» **ASSIGNMENT**: Apart from the images, repeat the data below exactly as written.

» **PROVIDED RECORDS**:
= Beginning of Section =
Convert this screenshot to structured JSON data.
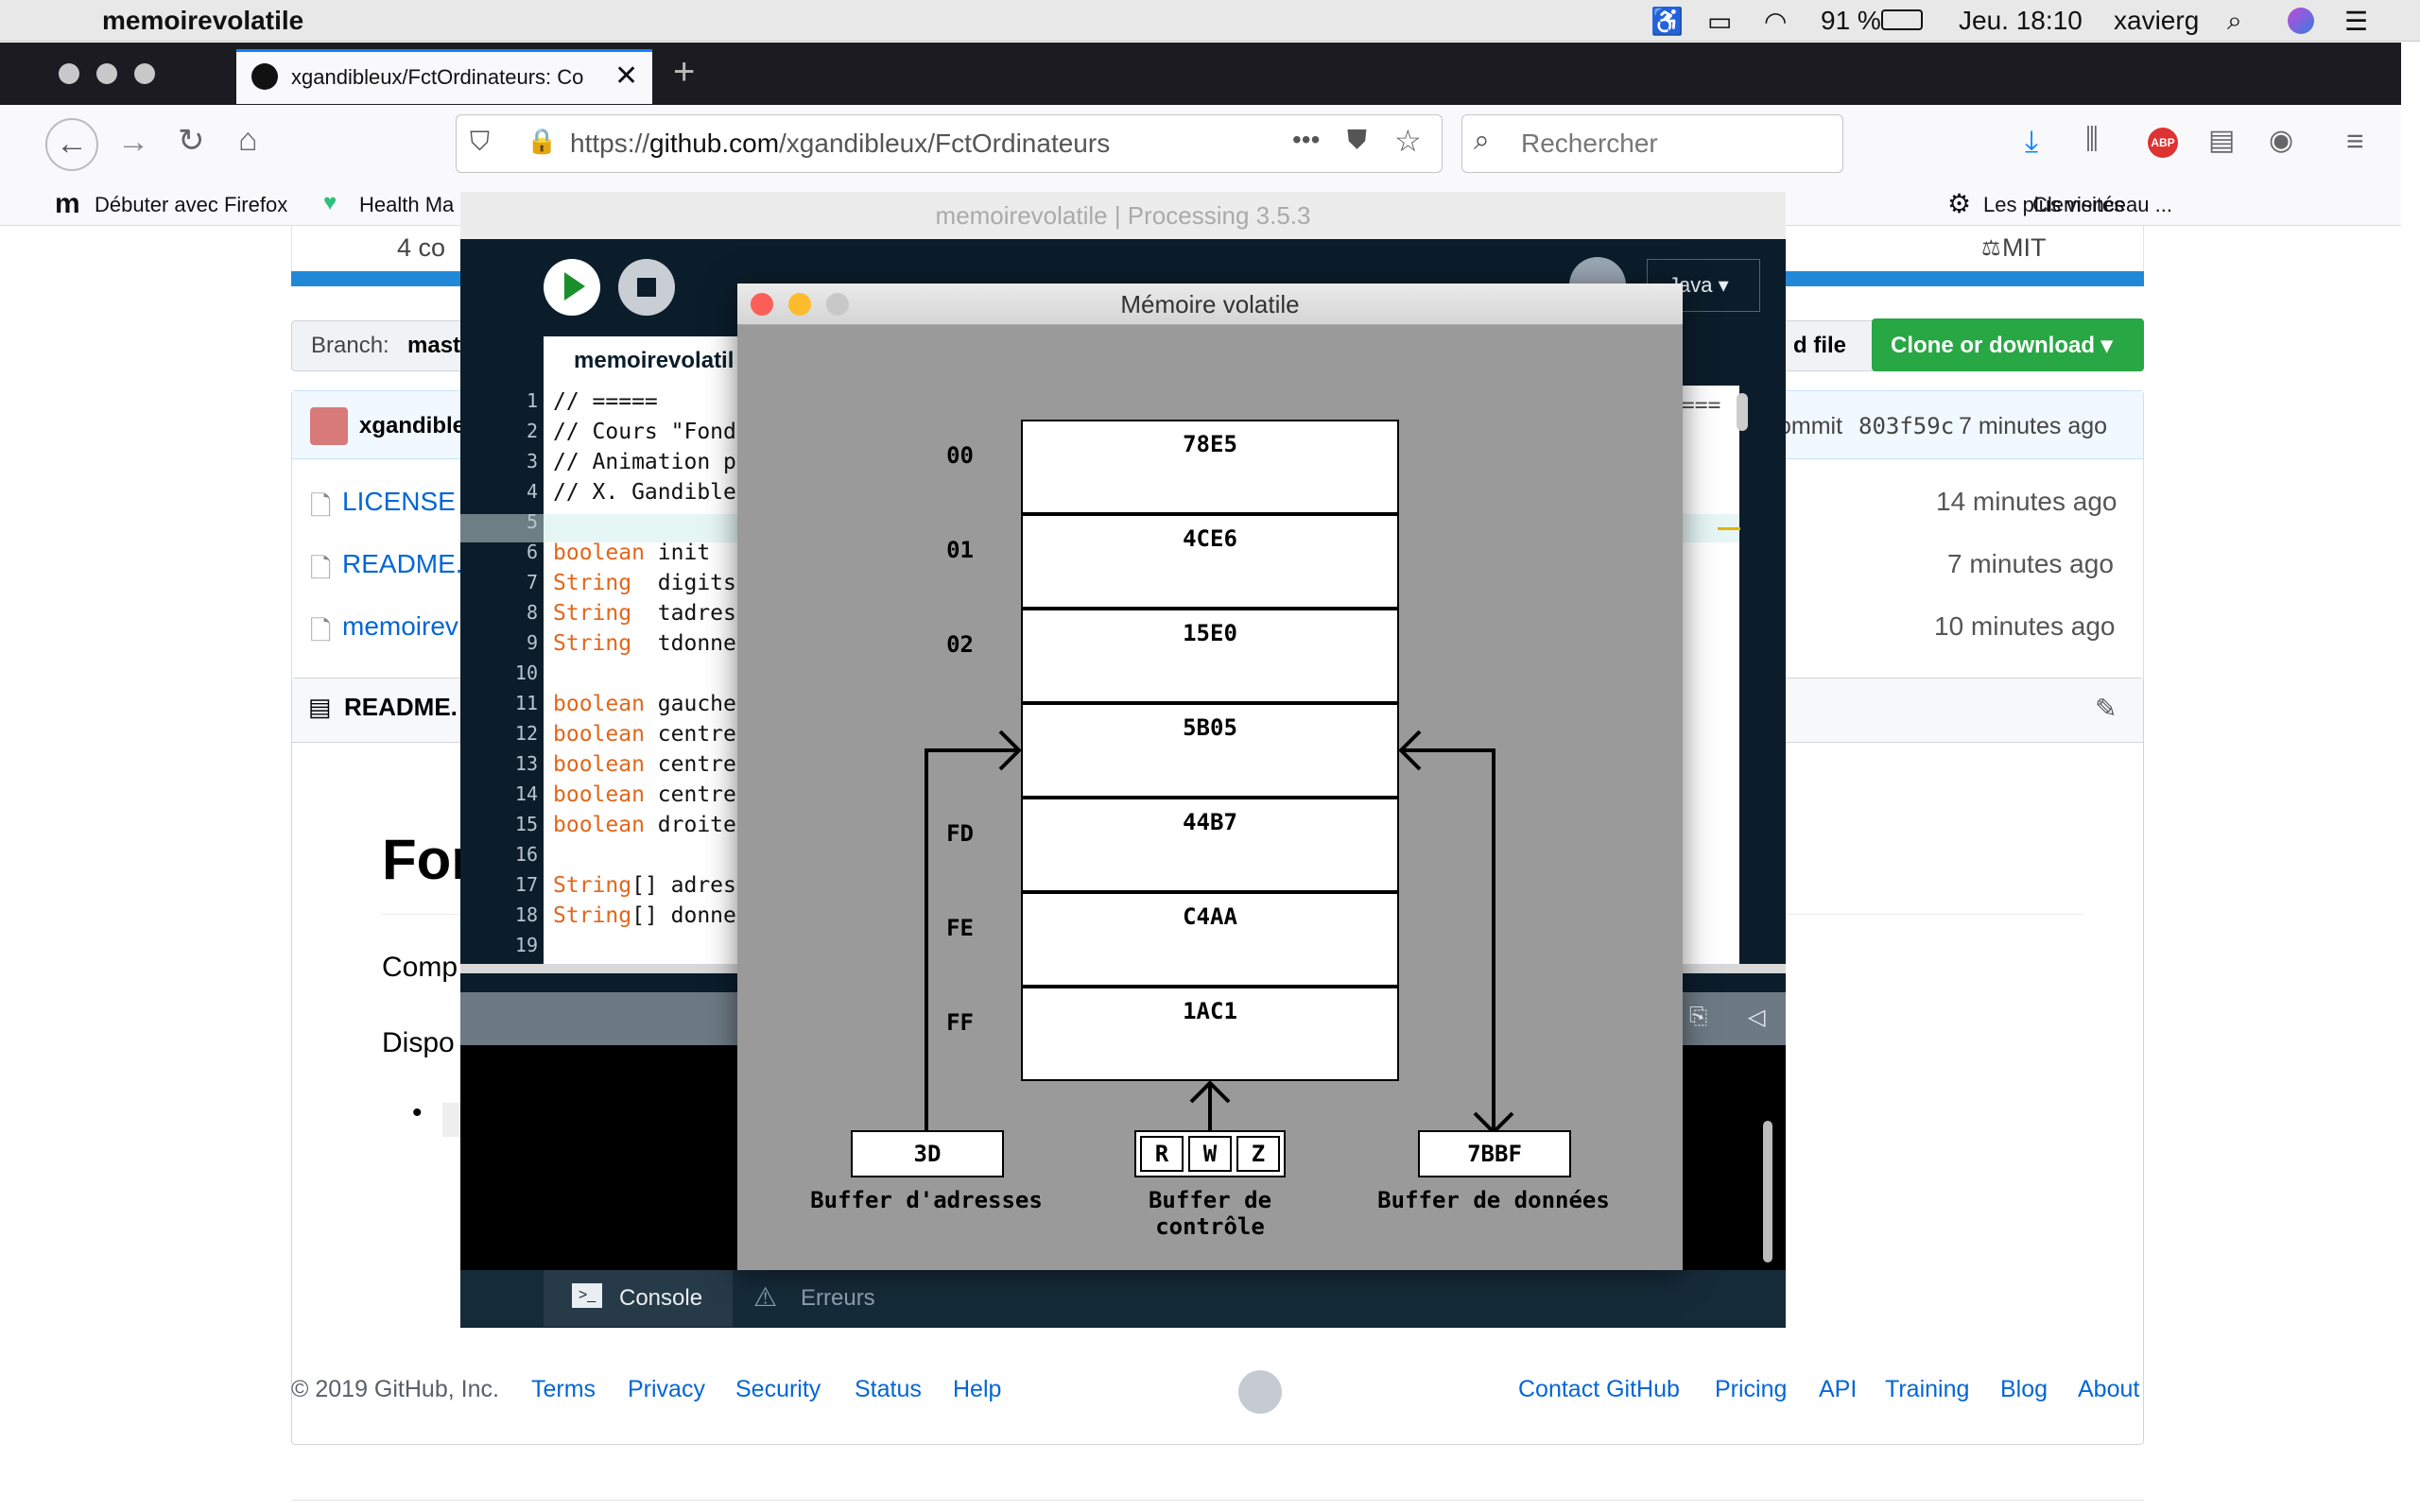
{
  "menubar": {
    "app_name": "memoirevolatile",
    "battery": "91 %",
    "clock": "Jeu. 18:10",
    "user": "xavierg"
  },
  "browser": {
    "tab_title": "xgandibleux/FctOrdinateurs: Co",
    "url_prefix": "https://",
    "url_host": "github.com",
    "url_path": "/xgandibleux/FctOrdinateurs",
    "search_placeholder": "Rechercher",
    "bookmarks": [
      {
        "label": "Débuter avec Firefox"
      },
      {
        "label": "Health Ma"
      },
      {
        "label": "Clemenceau ..."
      },
      {
        "label": "Les plus visités"
      }
    ]
  },
  "github": {
    "commits_partial": "4 co",
    "license_partial": "MIT",
    "branch_label": "Branch:",
    "branch_value": "maste",
    "upload_partial": "d file",
    "clone_button": "Clone or download ▾",
    "author_partial": "xgandible",
    "latest_commit": "ommit",
    "commit_hash": "803f59c",
    "commit_age": "7 minutes ago",
    "files": [
      {
        "name": "LICENSE",
        "age": "14 minutes ago"
      },
      {
        "name": "README.",
        "age": "7 minutes ago"
      },
      {
        "name": "memoirev",
        "age": "10 minutes ago"
      }
    ],
    "readme_header": "README.",
    "readme_title_partial": "For",
    "readme_p1_partial": "Comp",
    "readme_p2_partial": "Dispo",
    "footer": {
      "copyright": "© 2019 GitHub, Inc.",
      "left_links": [
        "Terms",
        "Privacy",
        "Security",
        "Status",
        "Help"
      ],
      "right_links": [
        "Contact GitHub",
        "Pricing",
        "API",
        "Training",
        "Blog",
        "About"
      ]
    }
  },
  "processing": {
    "window_title": "memoirevolatile | Processing 3.5.3",
    "mode": "Java ▾",
    "tab": "memoirevolatil",
    "code_lines": [
      {
        "n": "1",
        "kw": "",
        "text": "// ====="
      },
      {
        "n": "2",
        "kw": "",
        "text": "// Cours \"Fond"
      },
      {
        "n": "3",
        "kw": "",
        "text": "// Animation p"
      },
      {
        "n": "4",
        "kw": "",
        "text": "// X. Gandible"
      },
      {
        "n": "5",
        "kw": "",
        "text": ""
      },
      {
        "n": "6",
        "kw": "boolean",
        "text": " init"
      },
      {
        "n": "7",
        "kw": "String",
        "text": "  digits"
      },
      {
        "n": "8",
        "kw": "String",
        "text": "  tadres"
      },
      {
        "n": "9",
        "kw": "String",
        "text": "  tdonne"
      },
      {
        "n": "10",
        "kw": "",
        "text": ""
      },
      {
        "n": "11",
        "kw": "boolean",
        "text": " gauche"
      },
      {
        "n": "12",
        "kw": "boolean",
        "text": " centre"
      },
      {
        "n": "13",
        "kw": "boolean",
        "text": " centre"
      },
      {
        "n": "14",
        "kw": "boolean",
        "text": " centre"
      },
      {
        "n": "15",
        "kw": "boolean",
        "text": " droite"
      },
      {
        "n": "16",
        "kw": "",
        "text": ""
      },
      {
        "n": "17",
        "kw": "String",
        "text": "[] adres"
      },
      {
        "n": "18",
        "kw": "String",
        "text": "[] donne"
      },
      {
        "n": "19",
        "kw": "",
        "text": ""
      }
    ],
    "right_comment": "====",
    "console_tab": "Console",
    "errors_tab": "Erreurs"
  },
  "sketch": {
    "title": "Mémoire volatile",
    "memory": [
      {
        "addr": "00",
        "value": "78E5"
      },
      {
        "addr": "01",
        "value": "4CE6"
      },
      {
        "addr": "02",
        "value": "15E0"
      },
      {
        "addr": "",
        "value": "5B05"
      },
      {
        "addr": "FD",
        "value": "44B7"
      },
      {
        "addr": "FE",
        "value": "C4AA"
      },
      {
        "addr": "FF",
        "value": "1AC1"
      }
    ],
    "address_buffer": {
      "value": "3D",
      "label": "Buffer d'adresses"
    },
    "control_buffer": {
      "bits": [
        "R",
        "W",
        "Z"
      ],
      "label": "Buffer de contrôle"
    },
    "data_buffer": {
      "value": "7BBF",
      "label": "Buffer de données"
    }
  }
}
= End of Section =
» **SOLVED PROBLEM**:
Convert this screenshot to structured JSON data.
{
  "menubar": {
    "app_name": "memoirevolatile",
    "battery": "91 %",
    "clock": "Jeu. 18:10",
    "user": "xavierg"
  },
  "browser": {
    "tab_title": "xgandibleux/FctOrdinateurs: Co",
    "url_prefix": "https://",
    "url_host": "github.com",
    "url_path": "/xgandibleux/FctOrdinateurs",
    "search_placeholder": "Rechercher",
    "bookmarks": [
      {
        "label": "Débuter avec Firefox"
      },
      {
        "label": "Health Ma"
      },
      {
        "label": "Clemenceau ..."
      },
      {
        "label": "Les plus visités"
      }
    ]
  },
  "github": {
    "commits_partial": "4 co",
    "license_partial": "MIT",
    "branch_label": "Branch:",
    "branch_value": "maste",
    "upload_partial": "d file",
    "clone_button": "Clone or download ▾",
    "author_partial": "xgandible",
    "latest_commit": "ommit",
    "commit_hash": "803f59c",
    "commit_age": "7 minutes ago",
    "files": [
      {
        "name": "LICENSE",
        "age": "14 minutes ago"
      },
      {
        "name": "README.",
        "age": "7 minutes ago"
      },
      {
        "name": "memoirev",
        "age": "10 minutes ago"
      }
    ],
    "readme_header": "README.",
    "readme_title_partial": "For",
    "readme_p1_partial": "Comp",
    "readme_p2_partial": "Dispo",
    "footer": {
      "copyright": "© 2019 GitHub, Inc.",
      "left_links": [
        "Terms",
        "Privacy",
        "Security",
        "Status",
        "Help"
      ],
      "right_links": [
        "Contact GitHub",
        "Pricing",
        "API",
        "Training",
        "Blog",
        "About"
      ]
    }
  },
  "processing": {
    "window_title": "memoirevolatile | Processing 3.5.3",
    "mode": "Java ▾",
    "tab": "memoirevolatil",
    "code_lines": [
      {
        "n": "1",
        "kw": "",
        "text": "// ====="
      },
      {
        "n": "2",
        "kw": "",
        "text": "// Cours \"Fond"
      },
      {
        "n": "3",
        "kw": "",
        "text": "// Animation p"
      },
      {
        "n": "4",
        "kw": "",
        "text": "// X. Gandible"
      },
      {
        "n": "5",
        "kw": "",
        "text": ""
      },
      {
        "n": "6",
        "kw": "boolean",
        "text": " init"
      },
      {
        "n": "7",
        "kw": "String",
        "text": "  digits"
      },
      {
        "n": "8",
        "kw": "String",
        "text": "  tadres"
      },
      {
        "n": "9",
        "kw": "String",
        "text": "  tdonne"
      },
      {
        "n": "10",
        "kw": "",
        "text": ""
      },
      {
        "n": "11",
        "kw": "boolean",
        "text": " gauche"
      },
      {
        "n": "12",
        "kw": "boolean",
        "text": " centre"
      },
      {
        "n": "13",
        "kw": "boolean",
        "text": " centre"
      },
      {
        "n": "14",
        "kw": "boolean",
        "text": " centre"
      },
      {
        "n": "15",
        "kw": "boolean",
        "text": " droite"
      },
      {
        "n": "16",
        "kw": "",
        "text": ""
      },
      {
        "n": "17",
        "kw": "String",
        "text": "[] adres"
      },
      {
        "n": "18",
        "kw": "String",
        "text": "[] donne"
      },
      {
        "n": "19",
        "kw": "",
        "text": ""
      }
    ],
    "right_comment": "====",
    "console_tab": "Console",
    "errors_tab": "Erreurs"
  },
  "sketch": {
    "title": "Mémoire volatile",
    "memory": [
      {
        "addr": "00",
        "value": "78E5"
      },
      {
        "addr": "01",
        "value": "4CE6"
      },
      {
        "addr": "02",
        "value": "15E0"
      },
      {
        "addr": "",
        "value": "5B05"
      },
      {
        "addr": "FD",
        "value": "44B7"
      },
      {
        "addr": "FE",
        "value": "C4AA"
      },
      {
        "addr": "FF",
        "value": "1AC1"
      }
    ],
    "address_buffer": {
      "value": "3D",
      "label": "Buffer d'adresses"
    },
    "control_buffer": {
      "bits": [
        "R",
        "W",
        "Z"
      ],
      "label": "Buffer de contrôle"
    },
    "data_buffer": {
      "value": "7BBF",
      "label": "Buffer de données"
    }
  }
}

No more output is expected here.